Dojo is extremely powerful. With very little code I was able to make a really nice drag-and-drop reorderable table, complete with nice zebra striping and add/remove row buttons. (Wilson and I are working on a new kick-ass interface for Django’s “edit_inline” admin views, if anyone cares.)
I find the event system particularly awesome; the fact that the drag-and-drop code generates dragStart and dragEnd events (and friends) lets you do some really powerful stuff. In particular, you can copy (instead of move) the node on an option-drag and with that get yet another step closer to desktop-app usability.
I also like the dojo.require system of loading in bits that you need. All told Dojo is really large – over two megs of code – so some system like this is obviously needed. Props to the team for choosing a nice simple way of doing it.
Dojo’s code itself is quite well written, and most of the time well-commented. There’s some weird idioms in the code – I find the whole extension mechanism a little hard to follow – but they’re easy to get over.
Dojo is really big, both in terms of download size and API size. The second isn’t much of a problem (more on that later, though), but the download size is a sticking point.
The require mechanism and the different downloadable versions are a good way of trying to keep page weight down, but there’s still a noticeable delay the first time I hit a Dojo page without any caching. I’m not sure there’s a way around this, and for a big app like Django’s admin I don’t think it’s an issue. Still, there’s probably more work that could be done here.
As I said, the API size isn’t too much of a problem – or rather, it wouldn’t be, if the documentation was any good. Which brings me to:
I would say that Dojo’s documentation sucks, except that there’s no “it” to be sucky. I was eventually able to figure out what I wanted to do be reading through the code, but the fact is that it took me over an hour to write what amounted to 30 lines of code.
This leaves me in a pretty annoying situation: I’m very excited about the cool shit we could do with Django and Dojo, but I fear that without better documentation I’ll probably spend most of my time just reading through Dojo’s code. Yes, it’s well-written, but that’s no excuse for the sorry state of end-user documentation.

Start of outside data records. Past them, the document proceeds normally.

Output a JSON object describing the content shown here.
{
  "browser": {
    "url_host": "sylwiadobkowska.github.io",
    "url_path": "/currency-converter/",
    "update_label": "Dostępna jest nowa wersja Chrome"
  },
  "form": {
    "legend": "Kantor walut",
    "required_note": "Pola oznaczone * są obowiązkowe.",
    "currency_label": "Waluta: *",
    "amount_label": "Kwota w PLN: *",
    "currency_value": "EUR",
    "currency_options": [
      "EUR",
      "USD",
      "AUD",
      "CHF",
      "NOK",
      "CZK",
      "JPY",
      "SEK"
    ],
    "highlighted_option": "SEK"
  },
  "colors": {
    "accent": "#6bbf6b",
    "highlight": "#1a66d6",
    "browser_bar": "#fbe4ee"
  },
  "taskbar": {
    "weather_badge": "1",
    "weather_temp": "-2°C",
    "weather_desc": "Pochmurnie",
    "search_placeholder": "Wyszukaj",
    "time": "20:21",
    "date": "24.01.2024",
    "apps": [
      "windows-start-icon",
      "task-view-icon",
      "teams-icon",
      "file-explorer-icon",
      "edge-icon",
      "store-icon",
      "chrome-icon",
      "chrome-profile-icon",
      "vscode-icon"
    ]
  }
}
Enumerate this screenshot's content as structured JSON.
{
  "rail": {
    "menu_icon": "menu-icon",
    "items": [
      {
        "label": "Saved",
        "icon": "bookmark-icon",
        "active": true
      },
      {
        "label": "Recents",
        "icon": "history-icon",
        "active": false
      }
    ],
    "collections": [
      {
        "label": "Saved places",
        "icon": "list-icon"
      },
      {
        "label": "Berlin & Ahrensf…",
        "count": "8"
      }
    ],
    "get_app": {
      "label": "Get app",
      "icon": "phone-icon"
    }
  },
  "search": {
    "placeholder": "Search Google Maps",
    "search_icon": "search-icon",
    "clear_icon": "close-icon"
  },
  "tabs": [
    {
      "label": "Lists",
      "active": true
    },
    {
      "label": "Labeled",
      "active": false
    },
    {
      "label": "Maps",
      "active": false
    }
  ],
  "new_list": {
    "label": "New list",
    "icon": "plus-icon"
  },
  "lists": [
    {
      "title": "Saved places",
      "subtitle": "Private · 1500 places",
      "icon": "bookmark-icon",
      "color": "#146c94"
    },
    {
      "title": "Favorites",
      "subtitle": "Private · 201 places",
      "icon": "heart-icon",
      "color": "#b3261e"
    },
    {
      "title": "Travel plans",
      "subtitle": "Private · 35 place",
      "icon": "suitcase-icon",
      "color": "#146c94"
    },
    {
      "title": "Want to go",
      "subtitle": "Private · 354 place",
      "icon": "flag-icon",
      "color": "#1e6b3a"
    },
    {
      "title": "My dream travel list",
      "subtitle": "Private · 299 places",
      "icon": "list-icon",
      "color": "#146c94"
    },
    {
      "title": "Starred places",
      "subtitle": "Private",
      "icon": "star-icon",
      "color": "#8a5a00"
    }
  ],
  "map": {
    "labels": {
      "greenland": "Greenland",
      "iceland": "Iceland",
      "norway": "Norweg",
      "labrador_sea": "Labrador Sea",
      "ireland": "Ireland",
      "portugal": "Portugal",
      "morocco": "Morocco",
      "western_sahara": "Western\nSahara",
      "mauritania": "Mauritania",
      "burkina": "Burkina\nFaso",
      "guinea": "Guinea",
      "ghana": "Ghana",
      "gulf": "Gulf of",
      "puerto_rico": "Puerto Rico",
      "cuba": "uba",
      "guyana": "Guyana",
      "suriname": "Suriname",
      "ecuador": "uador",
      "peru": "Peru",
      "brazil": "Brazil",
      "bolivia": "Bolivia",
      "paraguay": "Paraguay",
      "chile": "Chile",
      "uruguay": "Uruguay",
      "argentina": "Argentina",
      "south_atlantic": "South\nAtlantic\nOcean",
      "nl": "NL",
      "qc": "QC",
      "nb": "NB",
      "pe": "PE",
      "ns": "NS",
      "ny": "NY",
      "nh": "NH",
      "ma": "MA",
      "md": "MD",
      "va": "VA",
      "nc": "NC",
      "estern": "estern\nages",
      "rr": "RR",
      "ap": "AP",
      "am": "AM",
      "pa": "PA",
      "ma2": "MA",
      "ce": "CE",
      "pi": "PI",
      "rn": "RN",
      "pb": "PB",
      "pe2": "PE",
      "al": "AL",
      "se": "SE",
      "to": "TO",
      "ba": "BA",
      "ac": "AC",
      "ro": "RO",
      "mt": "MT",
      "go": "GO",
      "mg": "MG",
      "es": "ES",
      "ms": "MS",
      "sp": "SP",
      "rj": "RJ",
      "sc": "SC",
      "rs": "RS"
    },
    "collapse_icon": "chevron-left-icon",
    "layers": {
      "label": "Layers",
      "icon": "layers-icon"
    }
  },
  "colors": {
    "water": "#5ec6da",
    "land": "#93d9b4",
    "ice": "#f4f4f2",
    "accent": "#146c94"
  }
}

Now, I know first-hand how much effort writing good documentation can be – scratch that; writing any documentation is extremely hard – and I’m sure the Dojo folks don’t need me to tell them that they need to get their shit together. All I’m trying to say is that I really hope Dojo’s documentation gets a lot better so I can spend more time using it, and less time scratching my head.